[Records from a dataset]

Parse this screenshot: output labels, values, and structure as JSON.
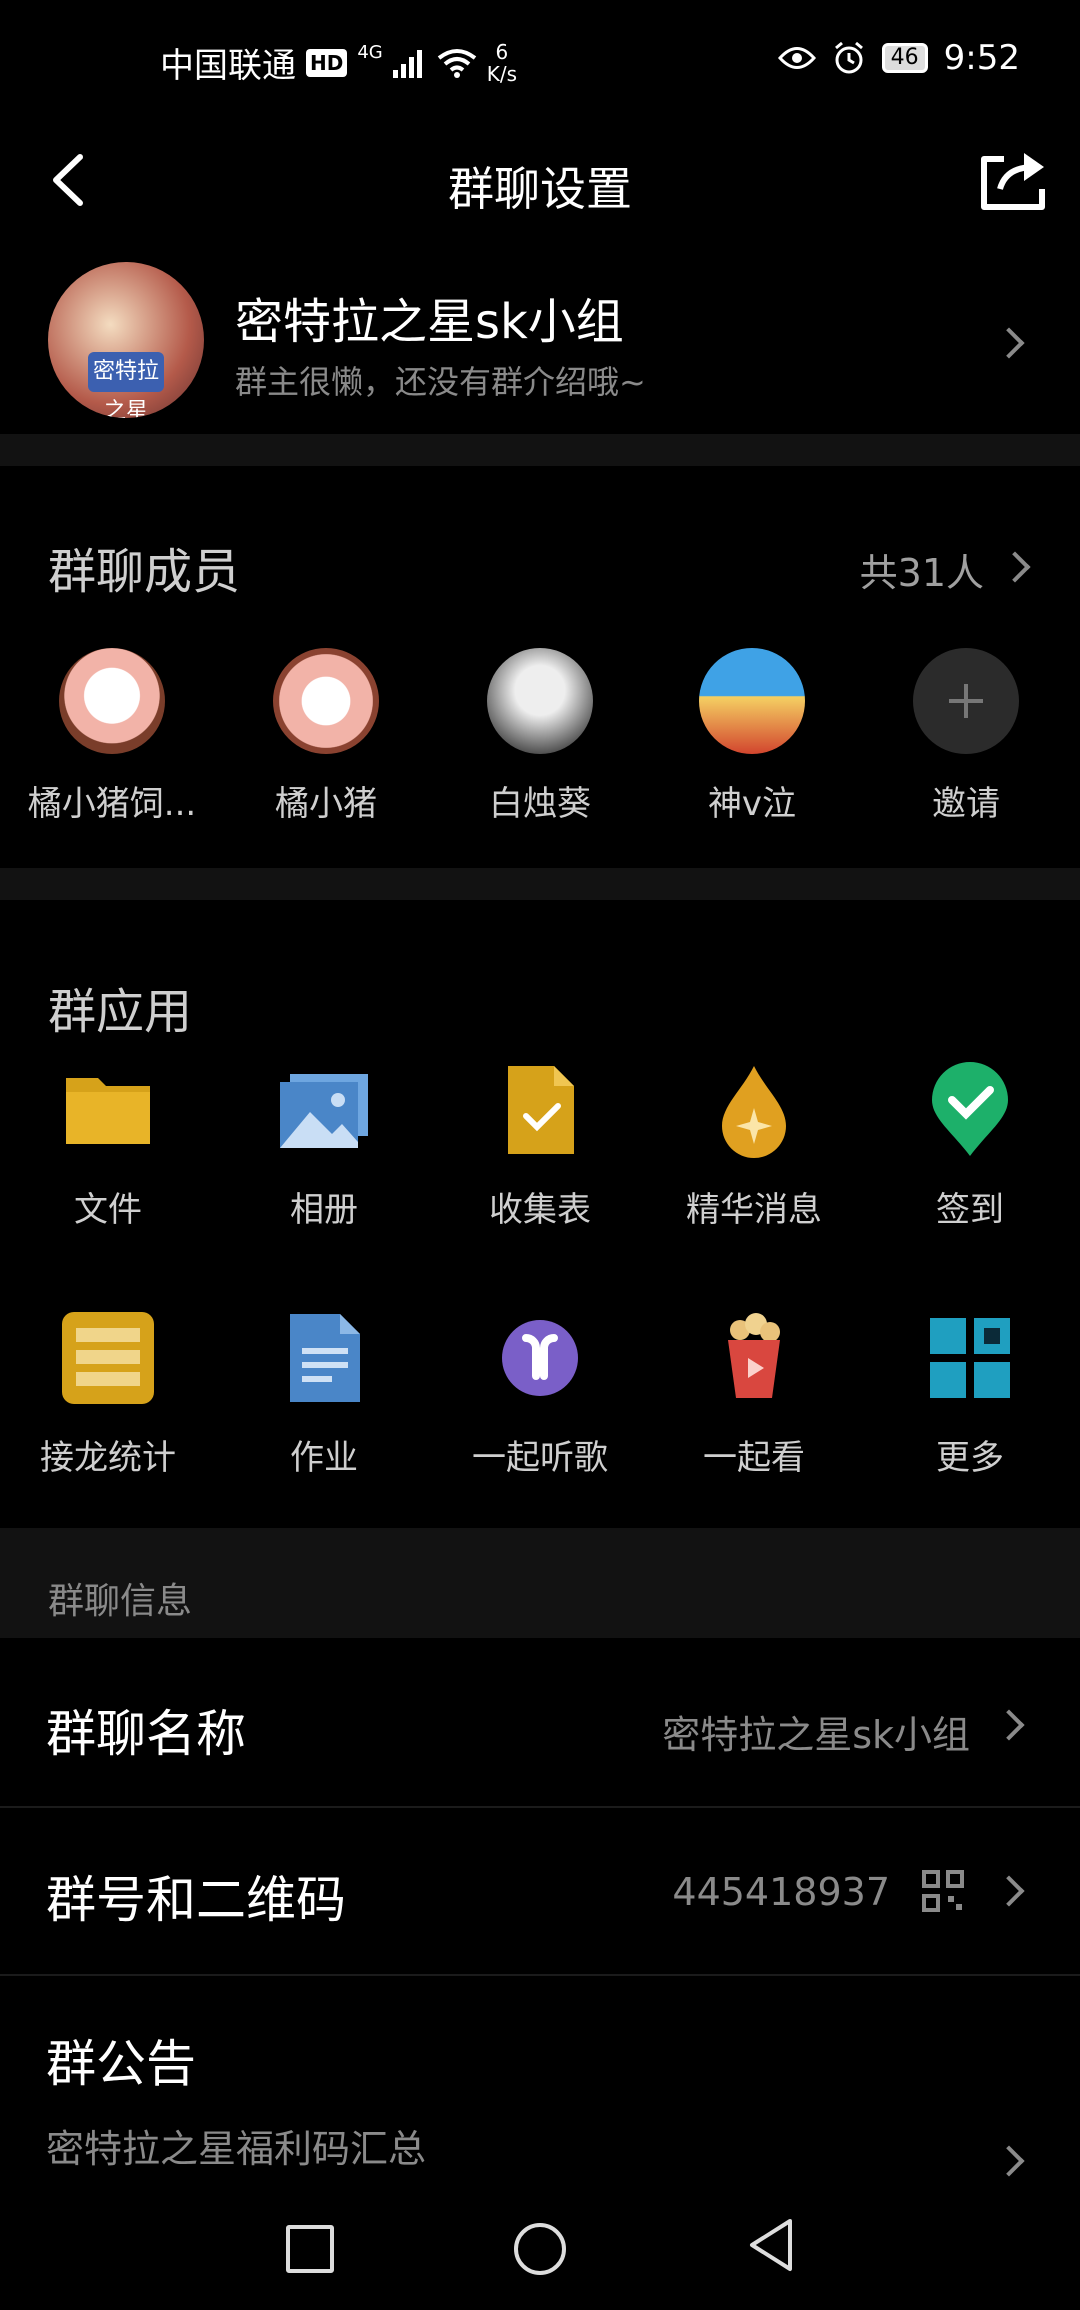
{
  "status_bar": {
    "carrier": "中国联通",
    "hd": "HD",
    "network": "4G",
    "speed_value": "6",
    "speed_unit": "K/s",
    "battery": "46",
    "time": "9:52"
  },
  "header": {
    "title": "群聊设置"
  },
  "group": {
    "name": "密特拉之星sk小组",
    "intro": "群主很懒，还没有群介绍哦~",
    "avatar_badge": "密特拉之星"
  },
  "members": {
    "title": "群聊成员",
    "count": "共31人",
    "list": [
      {
        "name": "橘小猪饲..."
      },
      {
        "name": "橘小猪"
      },
      {
        "name": "白烛葵"
      },
      {
        "name": "神v泣"
      },
      {
        "name": "邀请"
      }
    ]
  },
  "apps": {
    "title": "群应用",
    "list": [
      {
        "label": "文件",
        "icon": "folder-icon"
      },
      {
        "label": "相册",
        "icon": "photo-album-icon"
      },
      {
        "label": "收集表",
        "icon": "form-check-icon"
      },
      {
        "label": "精华消息",
        "icon": "essence-drop-icon"
      },
      {
        "label": "签到",
        "icon": "check-in-pin-icon"
      },
      {
        "label": "接龙统计",
        "icon": "relay-list-icon"
      },
      {
        "label": "作业",
        "icon": "homework-doc-icon"
      },
      {
        "label": "一起听歌",
        "icon": "earbuds-icon"
      },
      {
        "label": "一起看",
        "icon": "popcorn-play-icon"
      },
      {
        "label": "更多",
        "icon": "grid-more-icon"
      }
    ]
  },
  "info": {
    "section_title": "群聊信息",
    "name_label": "群聊名称",
    "name_value": "密特拉之星sk小组",
    "number_label": "群号和二维码",
    "number_value": "445418937",
    "notice_label": "群公告",
    "notice_preview": "密特拉之星福利码汇总"
  },
  "colors": {
    "background": "#000000",
    "secondary_text": "#8a8a8a",
    "folder": "#d6a21a",
    "album": "#4a86c8",
    "form": "#d6a21a",
    "essence": "#e0a020",
    "check_in": "#1db06a",
    "relay": "#d6a21a",
    "homework": "#4a86c8",
    "music": "#7a5fc8",
    "watch": "#d9473f",
    "more": "#1f9fc0"
  }
}
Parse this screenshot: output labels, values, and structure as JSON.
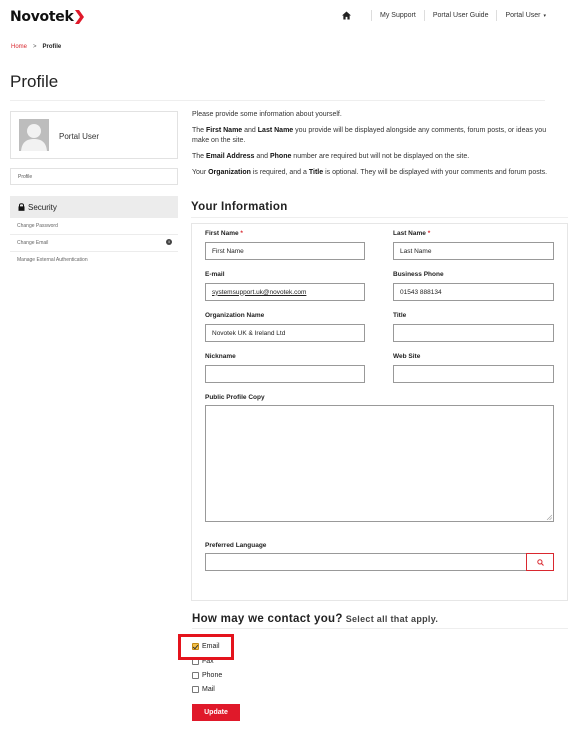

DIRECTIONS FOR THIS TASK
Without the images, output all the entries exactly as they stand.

RESPONSE TO THIS EXERCISE
Parse this screenshot: output labels, values, and structure as JSON.
{
  "status_bar": {
    "carrier": "中国联通",
    "hd": "HD",
    "network": "4G",
    "speed_value": "6",
    "speed_unit": "K/s",
    "battery": "46",
    "time": "9:52"
  },
  "header": {
    "title": "群聊设置"
  },
  "group": {
    "name": "密特拉之星sk小组",
    "intro": "群主很懒，还没有群介绍哦~",
    "avatar_badge": "密特拉之星"
  },
  "members": {
    "title": "群聊成员",
    "count": "共31人",
    "list": [
      {
        "name": "橘小猪饲..."
      },
      {
        "name": "橘小猪"
      },
      {
        "name": "白烛葵"
      },
      {
        "name": "神v泣"
      },
      {
        "name": "邀请"
      }
    ]
  },
  "apps": {
    "title": "群应用",
    "list": [
      {
        "label": "文件",
        "icon": "folder-icon"
      },
      {
        "label": "相册",
        "icon": "photo-album-icon"
      },
      {
        "label": "收集表",
        "icon": "form-check-icon"
      },
      {
        "label": "精华消息",
        "icon": "essence-drop-icon"
      },
      {
        "label": "签到",
        "icon": "check-in-pin-icon"
      },
      {
        "label": "接龙统计",
        "icon": "relay-list-icon"
      },
      {
        "label": "作业",
        "icon": "homework-doc-icon"
      },
      {
        "label": "一起听歌",
        "icon": "earbuds-icon"
      },
      {
        "label": "一起看",
        "icon": "popcorn-play-icon"
      },
      {
        "label": "更多",
        "icon": "grid-more-icon"
      }
    ]
  },
  "info": {
    "section_title": "群聊信息",
    "name_label": "群聊名称",
    "name_value": "密特拉之星sk小组",
    "number_label": "群号和二维码",
    "number_value": "445418937",
    "notice_label": "群公告",
    "notice_preview": "密特拉之星福利码汇总"
  },
  "colors": {
    "background": "#000000",
    "secondary_text": "#8a8a8a",
    "folder": "#d6a21a",
    "album": "#4a86c8",
    "form": "#d6a21a",
    "essence": "#e0a020",
    "check_in": "#1db06a",
    "relay": "#d6a21a",
    "homework": "#4a86c8",
    "music": "#7a5fc8",
    "watch": "#d9473f",
    "more": "#1f9fc0"
  }
}
Parse this screenshot: output labels, values, and structure as JSON.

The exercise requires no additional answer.